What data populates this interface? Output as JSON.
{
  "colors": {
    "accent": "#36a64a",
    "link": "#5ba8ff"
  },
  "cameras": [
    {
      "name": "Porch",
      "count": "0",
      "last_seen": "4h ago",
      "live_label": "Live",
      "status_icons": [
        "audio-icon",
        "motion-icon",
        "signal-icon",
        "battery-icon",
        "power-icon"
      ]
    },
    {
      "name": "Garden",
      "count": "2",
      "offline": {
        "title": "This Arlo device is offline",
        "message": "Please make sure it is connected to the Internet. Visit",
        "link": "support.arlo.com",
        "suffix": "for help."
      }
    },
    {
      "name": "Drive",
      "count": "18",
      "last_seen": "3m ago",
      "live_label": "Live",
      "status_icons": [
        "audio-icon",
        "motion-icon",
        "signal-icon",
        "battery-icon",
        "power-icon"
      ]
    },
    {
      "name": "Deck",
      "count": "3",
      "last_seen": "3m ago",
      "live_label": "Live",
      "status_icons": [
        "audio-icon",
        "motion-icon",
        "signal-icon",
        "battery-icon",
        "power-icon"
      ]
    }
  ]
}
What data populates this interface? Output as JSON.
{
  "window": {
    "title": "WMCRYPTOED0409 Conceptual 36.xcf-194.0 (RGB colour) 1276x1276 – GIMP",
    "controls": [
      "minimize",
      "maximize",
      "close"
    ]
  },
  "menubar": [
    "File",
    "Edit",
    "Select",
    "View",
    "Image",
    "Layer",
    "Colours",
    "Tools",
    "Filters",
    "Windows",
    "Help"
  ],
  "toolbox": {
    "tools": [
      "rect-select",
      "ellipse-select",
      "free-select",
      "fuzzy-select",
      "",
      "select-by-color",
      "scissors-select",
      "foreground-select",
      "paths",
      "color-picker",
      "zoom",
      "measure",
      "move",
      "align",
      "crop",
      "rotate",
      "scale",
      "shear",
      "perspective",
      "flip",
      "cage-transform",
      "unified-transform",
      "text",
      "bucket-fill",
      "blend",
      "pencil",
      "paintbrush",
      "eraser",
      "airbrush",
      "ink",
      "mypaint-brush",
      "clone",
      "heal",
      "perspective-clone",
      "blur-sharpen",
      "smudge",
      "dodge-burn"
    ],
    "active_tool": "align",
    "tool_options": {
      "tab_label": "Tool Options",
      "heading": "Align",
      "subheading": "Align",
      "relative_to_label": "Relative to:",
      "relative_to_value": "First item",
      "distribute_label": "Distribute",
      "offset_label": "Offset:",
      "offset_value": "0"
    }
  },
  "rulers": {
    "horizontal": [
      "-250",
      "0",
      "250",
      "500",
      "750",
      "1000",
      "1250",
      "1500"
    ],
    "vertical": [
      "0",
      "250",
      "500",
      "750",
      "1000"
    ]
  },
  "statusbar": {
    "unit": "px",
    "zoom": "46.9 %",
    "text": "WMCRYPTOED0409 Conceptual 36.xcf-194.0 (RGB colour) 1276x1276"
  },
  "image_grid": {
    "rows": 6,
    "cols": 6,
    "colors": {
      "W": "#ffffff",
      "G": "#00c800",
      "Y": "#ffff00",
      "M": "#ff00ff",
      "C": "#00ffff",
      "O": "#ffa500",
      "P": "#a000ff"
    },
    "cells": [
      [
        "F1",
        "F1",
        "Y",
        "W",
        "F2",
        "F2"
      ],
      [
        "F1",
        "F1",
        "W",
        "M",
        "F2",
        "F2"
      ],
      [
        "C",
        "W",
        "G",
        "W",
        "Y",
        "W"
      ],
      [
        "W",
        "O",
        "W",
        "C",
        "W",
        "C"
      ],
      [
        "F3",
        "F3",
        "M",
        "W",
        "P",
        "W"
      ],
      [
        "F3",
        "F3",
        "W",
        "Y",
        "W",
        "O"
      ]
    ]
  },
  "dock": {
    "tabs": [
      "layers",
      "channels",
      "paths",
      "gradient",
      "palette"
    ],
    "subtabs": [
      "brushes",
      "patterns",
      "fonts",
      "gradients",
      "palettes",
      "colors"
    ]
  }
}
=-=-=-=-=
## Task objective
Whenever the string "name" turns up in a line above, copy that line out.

## Answer box
      "name": "Porch",
      "name": "Garden",
      "name": "Drive",
      "name": "Deck",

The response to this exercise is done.